“This is a hotly debated topic, but if you compare the anatomic distribution of melanoma to other forms of skin cancer, such as basal cell carcinoma or squamous cell carcinoma, you see some stark differences with melanomas occurring comparatively less often around the head and neck areas,” says Dr. Shain. “I believe that humans may have evolved mechanisms to make it harder to procure melanoma on areas of our body that are always exposed to the sun such as the face. More research is needed to determine this definitively.”
Dr. Shain also found variation between donors. Melanocytes taken from samples near the melanoma in the two patients with a history of the disease had far more mutations – including those associated with melanoma – than corresponding samples from the four individuals without a history of the disease.
Shockingly, the mutational burden of the melanoma was comparable to that of the surrounding tissue. If found true using a larger data set – this would mean that melanocyte mutational burden could be used to help predict an individual’s overall risk of developing melanoma in the future.
In the future, we may be able to estimate an individual’s risk of developing melanoma using Dr. Shain’s technique. This would enable a new paradigm of personalized medicine allowing clinicians to better tailor melanoma prevention messaging and dermatological care.

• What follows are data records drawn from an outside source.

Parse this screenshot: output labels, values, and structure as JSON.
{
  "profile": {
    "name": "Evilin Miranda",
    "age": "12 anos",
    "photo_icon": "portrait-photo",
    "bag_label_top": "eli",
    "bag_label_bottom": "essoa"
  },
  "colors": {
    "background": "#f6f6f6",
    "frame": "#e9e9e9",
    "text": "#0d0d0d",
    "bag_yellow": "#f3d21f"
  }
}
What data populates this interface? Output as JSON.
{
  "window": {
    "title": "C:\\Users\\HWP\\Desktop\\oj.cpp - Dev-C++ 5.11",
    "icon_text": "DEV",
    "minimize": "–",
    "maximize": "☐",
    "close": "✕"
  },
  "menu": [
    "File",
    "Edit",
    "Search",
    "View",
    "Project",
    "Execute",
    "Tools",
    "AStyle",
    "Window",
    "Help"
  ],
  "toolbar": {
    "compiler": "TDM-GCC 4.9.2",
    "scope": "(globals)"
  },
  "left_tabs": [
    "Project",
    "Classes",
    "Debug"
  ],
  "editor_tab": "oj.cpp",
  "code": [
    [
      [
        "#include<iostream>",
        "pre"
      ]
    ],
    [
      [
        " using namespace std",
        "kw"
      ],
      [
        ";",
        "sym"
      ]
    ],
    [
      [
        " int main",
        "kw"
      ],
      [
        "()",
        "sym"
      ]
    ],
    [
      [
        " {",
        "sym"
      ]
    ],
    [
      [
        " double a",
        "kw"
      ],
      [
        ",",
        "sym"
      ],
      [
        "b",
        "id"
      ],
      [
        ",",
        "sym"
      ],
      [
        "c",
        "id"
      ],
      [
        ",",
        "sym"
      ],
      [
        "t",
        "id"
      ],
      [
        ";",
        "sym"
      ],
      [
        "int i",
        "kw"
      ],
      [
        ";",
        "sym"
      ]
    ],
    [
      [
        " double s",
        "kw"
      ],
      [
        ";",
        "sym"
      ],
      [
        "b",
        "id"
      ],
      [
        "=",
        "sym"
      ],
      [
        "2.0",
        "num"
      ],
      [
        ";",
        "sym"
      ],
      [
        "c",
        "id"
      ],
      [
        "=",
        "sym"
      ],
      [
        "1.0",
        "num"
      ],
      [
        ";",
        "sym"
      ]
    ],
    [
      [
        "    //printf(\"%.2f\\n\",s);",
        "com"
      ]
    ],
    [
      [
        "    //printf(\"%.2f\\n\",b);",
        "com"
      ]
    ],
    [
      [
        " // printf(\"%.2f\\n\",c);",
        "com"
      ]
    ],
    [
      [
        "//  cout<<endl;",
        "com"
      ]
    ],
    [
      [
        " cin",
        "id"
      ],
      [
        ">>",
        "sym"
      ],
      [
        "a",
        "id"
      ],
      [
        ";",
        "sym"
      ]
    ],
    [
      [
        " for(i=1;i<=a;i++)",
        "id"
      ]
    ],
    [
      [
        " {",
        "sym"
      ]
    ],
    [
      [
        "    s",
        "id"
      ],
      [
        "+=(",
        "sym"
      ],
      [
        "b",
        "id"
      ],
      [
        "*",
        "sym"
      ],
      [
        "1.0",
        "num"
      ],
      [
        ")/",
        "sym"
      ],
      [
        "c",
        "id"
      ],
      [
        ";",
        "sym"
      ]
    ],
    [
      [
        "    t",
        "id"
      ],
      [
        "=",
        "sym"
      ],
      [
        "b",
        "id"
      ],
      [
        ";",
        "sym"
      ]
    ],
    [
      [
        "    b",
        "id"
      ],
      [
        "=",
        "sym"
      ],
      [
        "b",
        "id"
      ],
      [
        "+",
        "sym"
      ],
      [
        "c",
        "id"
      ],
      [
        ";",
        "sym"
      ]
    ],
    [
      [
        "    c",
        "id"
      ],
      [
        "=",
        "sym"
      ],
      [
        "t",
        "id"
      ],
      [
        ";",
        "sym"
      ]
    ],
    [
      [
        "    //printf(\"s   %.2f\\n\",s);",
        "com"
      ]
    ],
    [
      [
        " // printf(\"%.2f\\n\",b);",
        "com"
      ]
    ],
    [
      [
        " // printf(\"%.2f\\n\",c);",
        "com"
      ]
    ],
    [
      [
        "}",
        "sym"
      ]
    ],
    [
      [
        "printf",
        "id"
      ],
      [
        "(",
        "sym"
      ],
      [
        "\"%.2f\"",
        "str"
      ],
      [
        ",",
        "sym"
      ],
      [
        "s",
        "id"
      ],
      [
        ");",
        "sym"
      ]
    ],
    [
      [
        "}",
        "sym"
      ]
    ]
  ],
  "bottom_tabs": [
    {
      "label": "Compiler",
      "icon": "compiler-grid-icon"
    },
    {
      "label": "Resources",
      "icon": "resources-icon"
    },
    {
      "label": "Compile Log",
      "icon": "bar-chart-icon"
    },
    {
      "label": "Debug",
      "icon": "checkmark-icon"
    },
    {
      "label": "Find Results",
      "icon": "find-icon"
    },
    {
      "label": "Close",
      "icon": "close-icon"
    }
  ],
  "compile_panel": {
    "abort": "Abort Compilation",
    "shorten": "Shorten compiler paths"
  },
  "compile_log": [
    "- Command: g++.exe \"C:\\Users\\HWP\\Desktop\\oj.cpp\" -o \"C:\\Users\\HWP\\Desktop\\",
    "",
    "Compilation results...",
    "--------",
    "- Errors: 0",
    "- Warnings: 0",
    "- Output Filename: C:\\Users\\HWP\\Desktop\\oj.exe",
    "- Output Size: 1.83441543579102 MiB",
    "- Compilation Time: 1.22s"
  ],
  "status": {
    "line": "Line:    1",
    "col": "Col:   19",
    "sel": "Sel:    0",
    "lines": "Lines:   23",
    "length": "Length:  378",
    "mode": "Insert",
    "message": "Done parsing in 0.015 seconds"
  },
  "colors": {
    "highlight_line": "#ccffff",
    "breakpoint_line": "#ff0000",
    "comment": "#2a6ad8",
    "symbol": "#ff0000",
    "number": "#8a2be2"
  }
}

“This approach gives you a direct measure of how much damage your skin has and could help you and your doctor determine how often you should be screened for skin cancer or if lifestyle changes are needed,” says Dr. Shain. “This has the potential to cut through the noise to give people actionable insight about skin, sun protection habits, and their health.